__ASSIGNED TASK__
Return a copy of every line in the data below that contains "glyph".

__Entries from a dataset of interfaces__
○ ○ ○ ○ ○ ○ ○
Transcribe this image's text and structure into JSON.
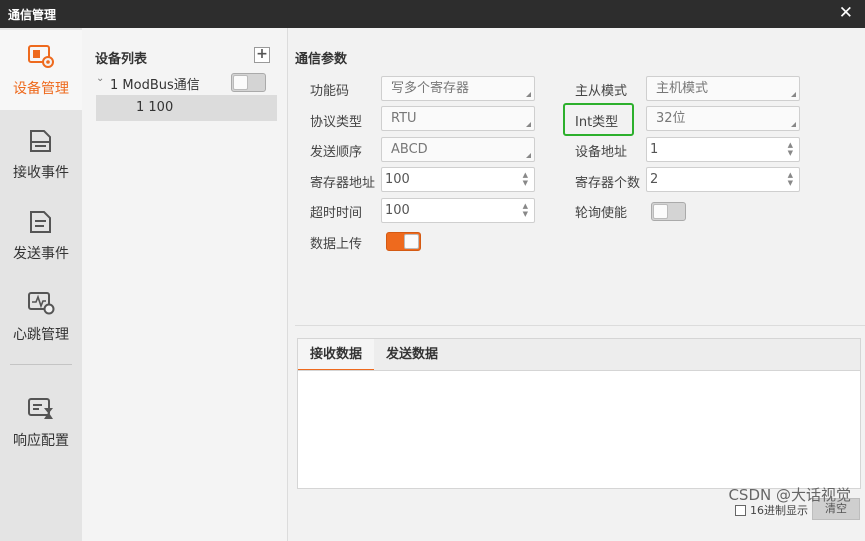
{
  "window": {
    "title": "通信管理",
    "close": "✕"
  },
  "sidebar": {
    "items": [
      {
        "label": "设备管理",
        "icon": "device-management-icon",
        "active": true
      },
      {
        "label": "接收事件",
        "icon": "receive-event-icon"
      },
      {
        "label": "发送事件",
        "icon": "send-event-icon"
      },
      {
        "label": "心跳管理",
        "icon": "heartbeat-icon"
      },
      {
        "label": "响应配置",
        "icon": "response-config-icon"
      }
    ]
  },
  "device_list": {
    "title": "设备列表",
    "add": "+",
    "node": {
      "caret": "⌄",
      "name": "1 ModBus通信",
      "enabled": false
    },
    "child": "1 100"
  },
  "params": {
    "title": "通信参数",
    "function_code": {
      "label": "功能码",
      "value": "写多个寄存器"
    },
    "protocol": {
      "label": "协议类型",
      "value": "RTU"
    },
    "send_order": {
      "label": "发送顺序",
      "value": "ABCD"
    },
    "register_address": {
      "label": "寄存器地址",
      "value": "100"
    },
    "timeout": {
      "label": "超时时间",
      "value": "100"
    },
    "upload": {
      "label": "数据上传",
      "enabled": true
    },
    "master_slave": {
      "label": "主从模式",
      "value": "主机模式"
    },
    "int_type": {
      "label": "Int类型",
      "value": "32位"
    },
    "device_address": {
      "label": "设备地址",
      "value": "1"
    },
    "register_count": {
      "label": "寄存器个数",
      "value": "2"
    },
    "polling": {
      "label": "轮询使能",
      "enabled": false
    }
  },
  "data_panel": {
    "tabs": [
      "接收数据",
      "发送数据"
    ],
    "active_tab": 0,
    "hex_label": "16进制显示",
    "clear": "清空"
  },
  "watermark": "CSDN @大话视觉",
  "colors": {
    "accent": "#ee6a1e",
    "highlight": "#2db02d",
    "titlebar": "#2d2d2d"
  }
}
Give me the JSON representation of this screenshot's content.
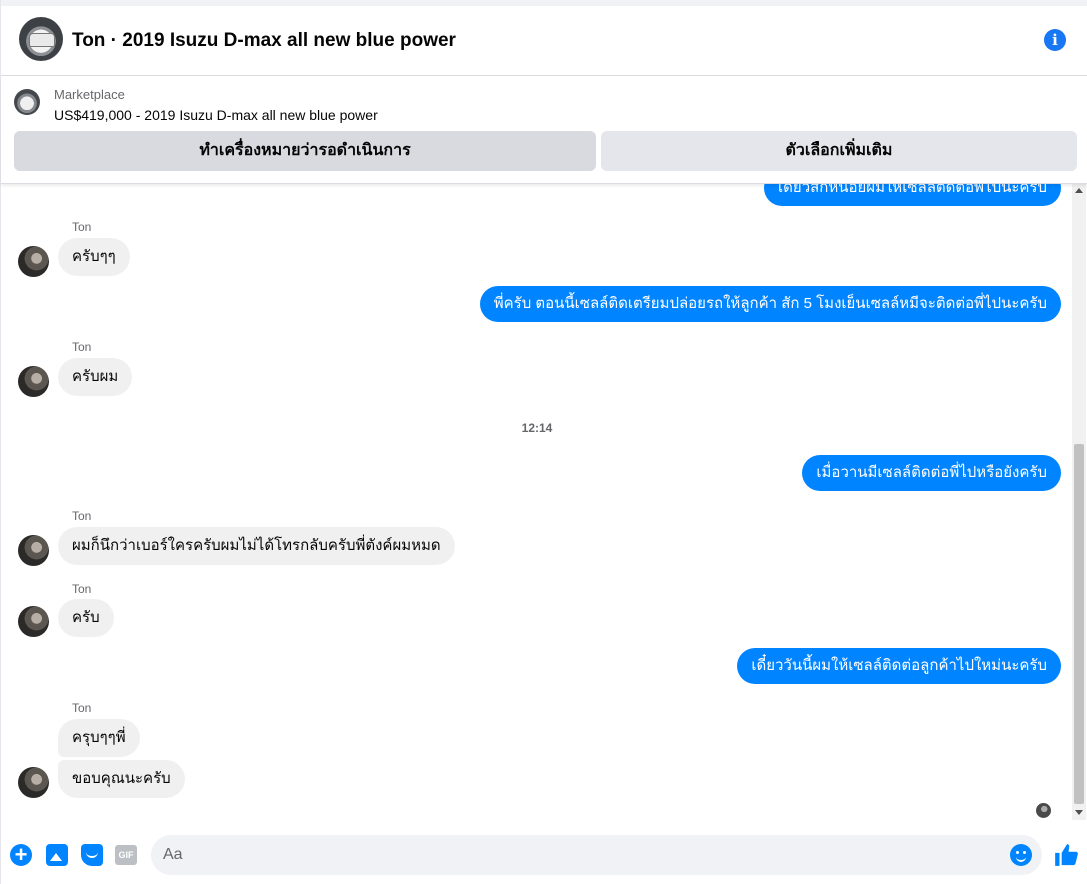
{
  "header": {
    "title": "Ton · 2019 Isuzu D-max all new blue power",
    "info_icon": "i"
  },
  "marketplace": {
    "label": "Marketplace",
    "listing": "US$419,000 - 2019 Isuzu D-max all new blue power",
    "buttons": {
      "mark_pending": "ทำเครื่องหมายว่ารอดำเนินการ",
      "more_options": "ตัวเลือกเพิ่มเติม"
    }
  },
  "messages": {
    "partial_top": "เดี๋ยวสักหน่อยผมให้เซลล์ติดต่อพี่ไปนะครับ",
    "items": [
      {
        "sender": "Ton",
        "text": "ครับๆๆ"
      },
      {
        "text": "พี่ครับ ตอนนี้เซลล์ติดเตรียมปล่อยรถให้ลูกค้า สัก 5 โมงเย็นเซลล์หมีจะติดต่อพี่ไปนะครับ"
      },
      {
        "sender": "Ton",
        "text": "ครับผม"
      },
      {
        "timestamp": "12:14"
      },
      {
        "text": "เมื่อวานมีเซลล์ติดต่อพี่ไปหรือยังครับ"
      },
      {
        "sender": "Ton",
        "text": "ผมก็นึกว่าเบอร์ใครครับผมไม่ได้โทรกลับครับพี่ตังค์ผมหมด"
      },
      {
        "sender": "Ton",
        "text": "ครับ"
      },
      {
        "text": "เดี๋ยววันนี้ผมให้เซลล์ติดต่อลูกค้าไปใหม่นะครับ"
      },
      {
        "sender": "Ton",
        "text": "ครุบๆๆพี่"
      },
      {
        "text": "ขอบคุณนะครับ"
      }
    ]
  },
  "composer": {
    "placeholder": "Aa",
    "gif_label": "GIF",
    "plus_label": "+"
  },
  "icons": {
    "plus": "plus-icon",
    "photo": "photo-icon",
    "sticker": "sticker-icon",
    "gif": "gif-icon",
    "emoji": "emoji-icon",
    "like": "thumbs-up-icon",
    "info": "info-icon"
  },
  "colors": {
    "accent": "#0084ff",
    "outgoing_bubble": "#0084ff",
    "incoming_bubble": "#f0f0f0",
    "button_bg": "#e4e6eb"
  }
}
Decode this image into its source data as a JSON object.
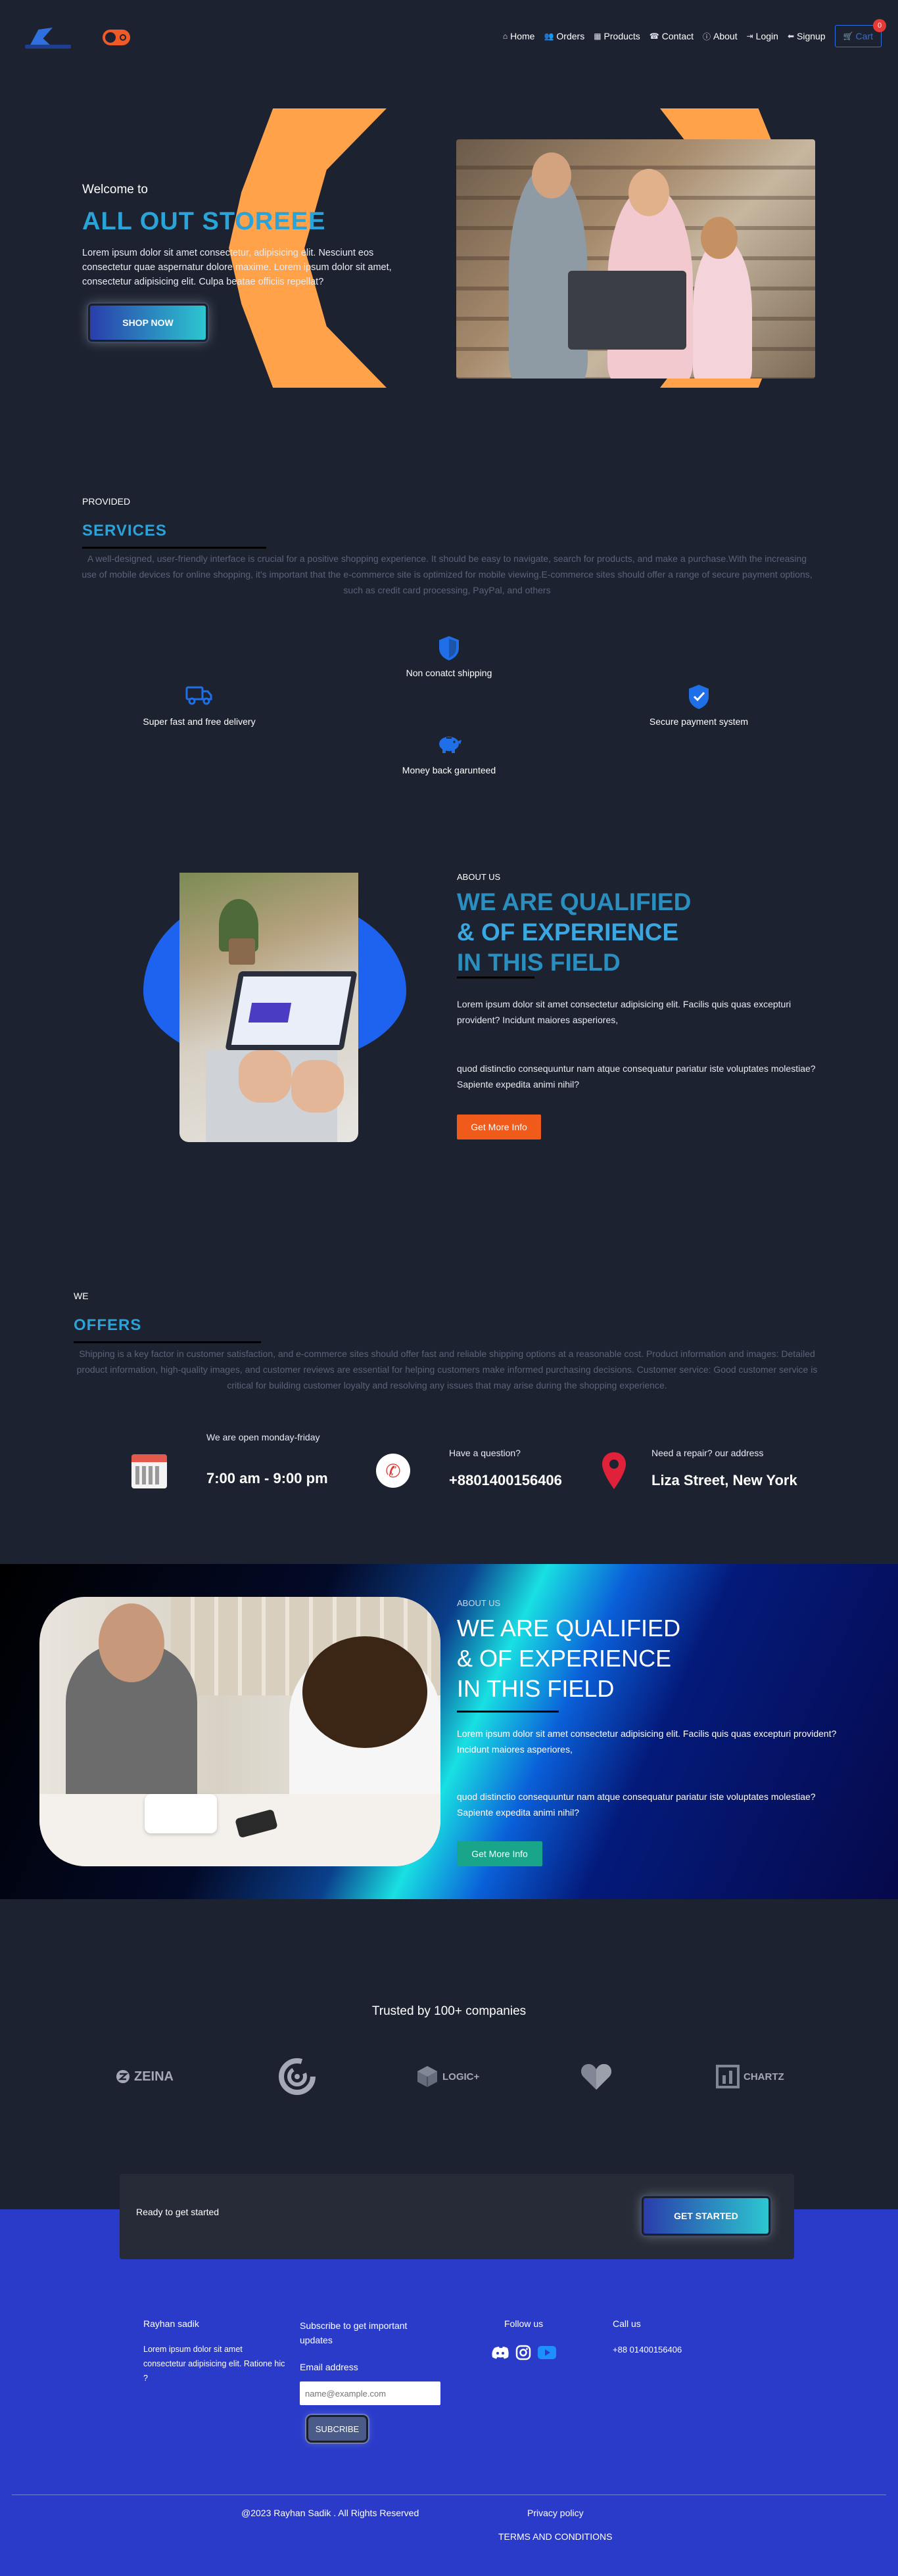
{
  "nav": {
    "items": [
      {
        "label": "Home",
        "icon": "home-icon",
        "glyph": "⌂"
      },
      {
        "label": "Orders",
        "icon": "users-icon",
        "glyph": "👥"
      },
      {
        "label": "Products",
        "icon": "grid-icon",
        "glyph": "▦"
      },
      {
        "label": "Contact",
        "icon": "contact-icon",
        "glyph": "☎"
      },
      {
        "label": "About",
        "icon": "info-icon",
        "glyph": "ⓘ"
      },
      {
        "label": "Login",
        "icon": "login-icon",
        "glyph": "⇥"
      },
      {
        "label": "Signup",
        "icon": "signup-icon",
        "glyph": "⬅"
      }
    ],
    "cart_label": "Cart",
    "cart_count": "0"
  },
  "hero": {
    "welcome": "Welcome to",
    "title": "ALL OUT STOREEE",
    "text": "Lorem ipsum dolor sit amet consectetur, adipisicing elit. Nesciunt eos consectetur quae aspernatur dolore maxime. Lorem ipsum dolor sit amet, consectetur adipisicing elit. Culpa beatae officiis repellat?",
    "button": "SHOP NOW"
  },
  "services": {
    "small": "PROVIDED",
    "title": "SERVICES",
    "paragraph": "A well-designed, user-friendly interface is crucial for a positive shopping experience. It should be easy to navigate, search for products, and make a purchase.With the increasing use of mobile devices for online shopping, it's important that the e-commerce site is optimized for mobile viewing.E-commerce sites should offer a range of secure payment options, such as credit card processing, PayPal, and others",
    "items": [
      {
        "label": "Non conatct shipping",
        "icon": "shield-icon"
      },
      {
        "label": "Super fast and free delivery",
        "icon": "truck-icon"
      },
      {
        "label": "Secure payment system",
        "icon": "verified-shield-icon"
      },
      {
        "label": "Money back garunteed",
        "icon": "piggy-bank-icon"
      }
    ]
  },
  "about": {
    "small": "ABOUT US",
    "title_l1": "WE ARE QUALIFIED",
    "title_l2": "& OF EXPERIENCE",
    "title_l3": "IN THIS FIELD",
    "p1": "Lorem ipsum dolor sit amet consectetur adipisicing elit. Facilis quis quas excepturi provident? Incidunt maiores asperiores,",
    "p2": "quod distinctio consequuntur nam atque consequatur pariatur iste voluptates molestiae? Sapiente expedita animi nihil?",
    "button": "Get More Info"
  },
  "offers": {
    "small": "WE",
    "title": "OFFERS",
    "paragraph": "Shipping is a key factor in customer satisfaction, and e-commerce sites should offer fast and reliable shipping options at a reasonable cost. Product information and images: Detailed product information, high-quality images, and customer reviews are essential for helping customers make informed purchasing decisions. Customer service: Good customer service is critical for building customer loyalty and resolving any issues that may arise during the shopping experience.",
    "hours_label": "We are open monday-friday",
    "hours_value": "7:00 am - 9:00 pm",
    "phone_label": "Have a question?",
    "phone_value": "+8801400156406",
    "address_label": "Need a repair? our address",
    "address_value": "Liza Street, New York"
  },
  "banner": {
    "small": "ABOUT US",
    "title_l1": "WE ARE QUALIFIED",
    "title_l2": "& OF EXPERIENCE",
    "title_l3": "IN THIS FIELD",
    "p1": "Lorem ipsum dolor sit amet consectetur adipisicing elit. Facilis quis quas excepturi provident? Incidunt maiores asperiores,",
    "p2": "quod distinctio consequuntur nam atque consequatur pariatur iste voluptates molestiae? Sapiente expedita animi nihil?",
    "button": "Get More Info"
  },
  "trusted": {
    "title": "Trusted by 100+ companies",
    "brands": [
      "ZEINA",
      "",
      "LOGIC+",
      "",
      "CHARTZ"
    ]
  },
  "cta": {
    "text": "Ready to get started",
    "button": "GET STARTED"
  },
  "footer": {
    "name": "Rayhan sadik",
    "about": "Lorem ipsum dolor sit amet consectetur adipisicing elit. Ratione hic ?",
    "subscribe_title": "Subscribe to get important updates",
    "email_label": "Email address",
    "email_placeholder": "name@example.com",
    "subscribe_button": "SUBCRIBE",
    "follow_title": "Follow us",
    "call_title": "Call us",
    "phone": "+88 01400156406",
    "copyright": "@2023 Rayhan Sadik . All Rights Reserved",
    "privacy": "Privacy policy",
    "terms": "TERMS AND CONDITIONS"
  }
}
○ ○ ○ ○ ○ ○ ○
__RESULT FOR THIS TASK__
        "glyph": "⌂"
        "glyph": "👥"
        "glyph": "▦"
        "glyph": "☎"
        "glyph": "ⓘ"
        "glyph": "⇥"
        "glyph": "⬅"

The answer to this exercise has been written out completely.